Lessons Learned From Nurse Practitioner Independent Practice

A Conversation With a Nurse Practitioner Entrepreneur

Joyce A. Hahn, PhD, RN, NEA-BC, FNAP; Wesley Cook, APRN, FNP-BC, CPSN


Nurs Econ. 2018;36(1):18-22. 

In This Article

Lesson 3: Delegate the Tasks of Credentialing But Supervise the Delegation Closely

Credentialing is cumbersome and can take up to 6 months for approval. It is best to enlist a credentialing firm. Choose your credentialing firm carefully. You want to be represented by a firm that will best support the business's interests. Hiring an attorney to work alongside the credentialing company in negotiations is invaluable if not imperative since business negotiation skills are not requisite elements of NP preparation. Be mindful attorneys charge by the hour so determine your priorities and make them clear from the outset. Planning is crucial for cost containment and expectation management alike.

Be certain to have your attorney approve contractual language before signing anything. This ensures all areas that require negotiation are not left without attention. When approaching the payer at any stage, do not assume the payer will understand the role of the NP. You may need to present the business case inclusive of quality data and outcomes literature that NPs are more than "physician extenders" or "mid-level providers."

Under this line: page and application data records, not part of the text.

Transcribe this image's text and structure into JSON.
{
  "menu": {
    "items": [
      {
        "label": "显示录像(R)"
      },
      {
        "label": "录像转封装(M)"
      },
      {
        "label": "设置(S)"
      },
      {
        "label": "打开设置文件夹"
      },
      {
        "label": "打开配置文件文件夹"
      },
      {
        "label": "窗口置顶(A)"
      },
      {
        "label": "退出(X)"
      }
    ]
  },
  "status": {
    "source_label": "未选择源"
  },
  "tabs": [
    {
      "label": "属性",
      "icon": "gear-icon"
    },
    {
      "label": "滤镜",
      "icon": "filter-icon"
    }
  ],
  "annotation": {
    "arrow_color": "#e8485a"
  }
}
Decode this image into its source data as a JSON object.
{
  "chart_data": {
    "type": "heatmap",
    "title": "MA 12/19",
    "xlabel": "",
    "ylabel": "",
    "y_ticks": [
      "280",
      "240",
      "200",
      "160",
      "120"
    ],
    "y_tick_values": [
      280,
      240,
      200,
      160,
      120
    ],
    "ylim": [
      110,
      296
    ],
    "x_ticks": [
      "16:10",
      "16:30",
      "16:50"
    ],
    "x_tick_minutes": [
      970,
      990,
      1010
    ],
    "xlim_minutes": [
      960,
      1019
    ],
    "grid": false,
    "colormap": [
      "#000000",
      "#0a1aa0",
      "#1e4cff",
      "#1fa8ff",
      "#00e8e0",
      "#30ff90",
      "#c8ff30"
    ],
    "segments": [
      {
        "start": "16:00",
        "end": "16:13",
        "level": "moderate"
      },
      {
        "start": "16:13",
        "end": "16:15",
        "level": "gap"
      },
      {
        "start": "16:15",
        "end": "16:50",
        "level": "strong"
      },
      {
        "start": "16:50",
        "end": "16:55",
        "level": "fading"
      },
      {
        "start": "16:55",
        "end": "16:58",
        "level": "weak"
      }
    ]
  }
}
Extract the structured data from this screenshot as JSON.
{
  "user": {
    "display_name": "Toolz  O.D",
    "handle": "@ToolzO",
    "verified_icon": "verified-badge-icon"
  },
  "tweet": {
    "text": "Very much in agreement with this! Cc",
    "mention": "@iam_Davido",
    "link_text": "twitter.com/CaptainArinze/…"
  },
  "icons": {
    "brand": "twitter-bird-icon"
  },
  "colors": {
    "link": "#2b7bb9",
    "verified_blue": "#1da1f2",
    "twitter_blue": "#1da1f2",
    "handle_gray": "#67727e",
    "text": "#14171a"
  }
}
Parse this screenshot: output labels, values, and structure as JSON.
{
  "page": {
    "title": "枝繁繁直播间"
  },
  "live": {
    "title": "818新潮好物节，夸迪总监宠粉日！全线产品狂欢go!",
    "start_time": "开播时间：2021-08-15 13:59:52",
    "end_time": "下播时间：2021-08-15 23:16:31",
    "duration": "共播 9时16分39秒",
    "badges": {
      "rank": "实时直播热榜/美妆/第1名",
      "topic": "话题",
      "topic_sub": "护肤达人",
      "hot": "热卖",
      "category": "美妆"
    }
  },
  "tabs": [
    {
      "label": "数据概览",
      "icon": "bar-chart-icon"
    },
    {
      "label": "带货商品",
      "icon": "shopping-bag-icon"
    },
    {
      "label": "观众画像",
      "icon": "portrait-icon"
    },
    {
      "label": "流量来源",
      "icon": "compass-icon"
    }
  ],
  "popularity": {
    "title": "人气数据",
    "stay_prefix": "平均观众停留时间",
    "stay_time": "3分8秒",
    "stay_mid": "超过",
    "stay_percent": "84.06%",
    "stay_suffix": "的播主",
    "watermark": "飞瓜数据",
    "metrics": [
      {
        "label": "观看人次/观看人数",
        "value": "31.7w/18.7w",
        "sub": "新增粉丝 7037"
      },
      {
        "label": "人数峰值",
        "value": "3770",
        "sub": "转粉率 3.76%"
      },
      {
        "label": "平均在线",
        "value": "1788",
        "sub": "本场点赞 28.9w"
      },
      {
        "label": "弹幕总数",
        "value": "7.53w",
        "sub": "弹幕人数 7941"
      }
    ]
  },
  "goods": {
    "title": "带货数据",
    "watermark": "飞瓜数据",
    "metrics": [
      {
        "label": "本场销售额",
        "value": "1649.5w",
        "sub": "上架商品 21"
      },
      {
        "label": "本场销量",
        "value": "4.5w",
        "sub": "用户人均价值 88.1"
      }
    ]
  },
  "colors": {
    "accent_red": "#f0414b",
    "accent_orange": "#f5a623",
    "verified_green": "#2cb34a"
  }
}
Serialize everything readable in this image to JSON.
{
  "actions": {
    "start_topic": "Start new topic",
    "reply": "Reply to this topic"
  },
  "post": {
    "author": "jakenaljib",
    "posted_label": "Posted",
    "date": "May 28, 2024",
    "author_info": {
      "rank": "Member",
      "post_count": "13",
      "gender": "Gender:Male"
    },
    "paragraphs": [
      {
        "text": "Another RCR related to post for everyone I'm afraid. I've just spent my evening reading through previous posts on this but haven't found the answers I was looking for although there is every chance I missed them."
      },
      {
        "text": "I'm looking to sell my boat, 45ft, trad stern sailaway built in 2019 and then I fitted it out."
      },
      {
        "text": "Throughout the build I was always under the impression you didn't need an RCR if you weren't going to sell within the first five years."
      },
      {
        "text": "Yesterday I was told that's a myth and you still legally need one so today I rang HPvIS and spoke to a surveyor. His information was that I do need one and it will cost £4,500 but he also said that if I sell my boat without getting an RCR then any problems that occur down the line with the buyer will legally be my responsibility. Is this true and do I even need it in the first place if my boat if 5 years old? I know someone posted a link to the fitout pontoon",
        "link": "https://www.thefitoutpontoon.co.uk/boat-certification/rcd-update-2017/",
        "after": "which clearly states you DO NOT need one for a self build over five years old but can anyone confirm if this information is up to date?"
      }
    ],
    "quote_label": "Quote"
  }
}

The negotiation may not succeed this time. Do it anyway, for the sake of the profession and your future negotiations. Business is a long game and credentialing is not straightforward: you have the right to appeal provider-status rejection with the assistance of your legal counsel. Keep in mind rejection is not a final ruling if you have not appealed one or more times. Above all, keep your finger on the pulse of the credentialing process and do not grant signature privileges to anyone. Failing to supervise the process may prove financially detrimental. As we learn in Nursing 101: delegation is not a transfer of responsibility.